Super Bowl proposition wagering has become huge business. As difficult as it is to believe, there were literally billions of dollars bet on each Super Bowl on such things as the coin toss, the halftime performer’s set list, and how long it takes to sing the national anthem.
Whereas the Super Bowl is the pinnacle of proposition betting, it has not always been that way. In fact, sports proposition betting probably originated in baseball back in the 1870s. Baseball betting was popular in those days, as the owners were known to be bettors who bet on their teams. That carried over to the spectators, as well, who could often meet in the bleachers directly under the “No Gambling” sign and could wager on the outcome of the game, as well if the next batter could reach base, balls and strikes, so on.

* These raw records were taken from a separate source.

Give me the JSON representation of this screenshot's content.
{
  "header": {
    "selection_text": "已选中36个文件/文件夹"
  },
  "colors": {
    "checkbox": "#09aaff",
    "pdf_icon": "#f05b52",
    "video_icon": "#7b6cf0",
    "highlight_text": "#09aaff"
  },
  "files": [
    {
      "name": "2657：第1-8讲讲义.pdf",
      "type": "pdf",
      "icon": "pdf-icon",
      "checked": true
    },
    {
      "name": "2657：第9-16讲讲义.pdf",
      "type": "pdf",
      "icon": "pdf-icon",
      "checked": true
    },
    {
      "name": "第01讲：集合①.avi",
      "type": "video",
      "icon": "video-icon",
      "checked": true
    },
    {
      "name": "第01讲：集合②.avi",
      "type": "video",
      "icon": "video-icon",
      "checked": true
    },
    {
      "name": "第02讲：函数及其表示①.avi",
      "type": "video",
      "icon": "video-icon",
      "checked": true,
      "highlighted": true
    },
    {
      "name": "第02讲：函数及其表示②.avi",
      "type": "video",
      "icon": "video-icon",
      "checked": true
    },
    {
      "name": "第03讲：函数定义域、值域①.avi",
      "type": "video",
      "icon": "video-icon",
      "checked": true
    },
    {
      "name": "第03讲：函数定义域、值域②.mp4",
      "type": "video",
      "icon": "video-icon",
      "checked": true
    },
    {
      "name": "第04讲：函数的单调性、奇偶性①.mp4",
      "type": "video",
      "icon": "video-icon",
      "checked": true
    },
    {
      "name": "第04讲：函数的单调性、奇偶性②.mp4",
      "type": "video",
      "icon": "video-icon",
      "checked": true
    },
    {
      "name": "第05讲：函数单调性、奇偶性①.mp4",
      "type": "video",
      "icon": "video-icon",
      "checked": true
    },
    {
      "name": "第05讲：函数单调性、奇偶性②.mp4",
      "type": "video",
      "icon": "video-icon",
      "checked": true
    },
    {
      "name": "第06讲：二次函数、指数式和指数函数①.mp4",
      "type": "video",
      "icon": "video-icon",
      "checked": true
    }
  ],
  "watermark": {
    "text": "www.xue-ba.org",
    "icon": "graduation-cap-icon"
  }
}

Sonny Reizner, the man most often given credit to starting the proposition wagering craze in Las Vegas, readily admitted his betting career began in the bleachers of Fenway Park in the 1930s.
In 1960, a man named David Threlfall came to William Hill and wagered 10 British Sterling pounds that a man could set foot on the moon before Jan. 1, 1970. Hill offered 1,000-to-1 odds that such an event would happen, and when Apollo 11 set foot on the moon in July of 1969, Threlfall was 10,000 pounds richer. Unluckily, Threlfall died when he crashed the sports car he purchased with his winnings.
In 1979, Jackie Vaughan, the owner of the El Cortez Hotel in Las Vegas, drew attention when he posted odds on where Skylab could land when it crashed. Vaughan offered different odds on various locations, including 10,000-to-1 odds that it would land on the El Cortez. Those who bet Skylab would land on Australia were awarded at 30-to-1 odds.
But maybe the most famous proposition bet of all time happened in 1980, when Reizner offered odds on the most essential question of the year, “Who shot J.R.?”
Reizner knew he was in danger with the Nevada Gaming Control Board by providing such a wager, and tried to pass it off as a sports bet by including Dallas Cowboys coach Tom Landry as a suspect, but the GCB was not buying it and he was ordered to refund all bets.
The Gaming Control Board pretty much drew the line afterward, saying only sports related bets would be allowed, as Johnny Quinn, sportsbook manager at the Union Plaza found out when he posted odds on whose body would be seen in the grave of Lee Harvey Oswald. Odds could be seen on whether the grave would contain Oswald, Jack Ruby, a Soviet agent, or nobody. The wager was quickly shut down.
Some other famous tales of proposition bets float around, like the story of William Hill providing a Glaskow postman odds of 20 million-to-1 if Elvis crashed a UFO on top of the Loch Ness Monster.
People can also see some degree of convenience in proposition bets. When astronomers stated there was a 1-in-909,000 possibility that the world would end in 2014 because of being hit by an asteroid, William Hill oddsmakers said those odds were about as possible as Elvis reappearing and marrying Madonna or the Loch Ness Monster being seen on the first manned Mars expedition.
Super Bowl Prop Madness Begins
The 1985 Chicago Bears caught the attention of the nation, as a dominating defense, an outspoken quarterback, and a soft spoken Hall of Fame running back began the season with 12 straight victories before losing its first game of the season.
As the wins began to mount, so did the attention on another player, a big defensive lineman by the name of William Perry, better known to football fans as “The Refrigerator.”
Perry was used in the Bears’ backfield on occasion, mainly as a blocking back, but did see the ball on occasion and scored three touchdowns during the regular season.
After the Bears advanced to the Super Bowl, sportsbooks set odds of 20-to-1 that Perry could score a touchdown and a flood of money came in on Perry scoring, although Bears coach Mike Ditka said he would not use Perry in the backfield. Perry did indeed score and sportsbooks lost a fortune on that proposition, however, the Super Bowl proposition boom was born.
Now, gamblers have hundreds of various Super Bowl propositions to select. While sportsbooks in Nevada are restricted to offering sports wagers only, offshore sportsbooks are under no such limits and there were wagers offered regarding the number of songs Bruce Springsteen could perform at halftime of Super Bowl XVIII, if Springsteen or if any members of the E Street Band would have a “wardrobe malfunction,” and countless others.
Jay Kornegay, sportsbook manager of the Las Vegas Hilton, says that more than half of his bets on the game are in the form of proposition wagers. Whereas that figure is definitely higher than the average sportsbook, if just 10-percent of the money bet on the game is done through proposition wagering, we are talking about $1 billion to $1.2 billion being bet on props. However you look at it, that is not chump change.
Even if you do not like the point spread or the total on this year’s big game, it is a safe bet that you can find at least one proposition to place a wager on.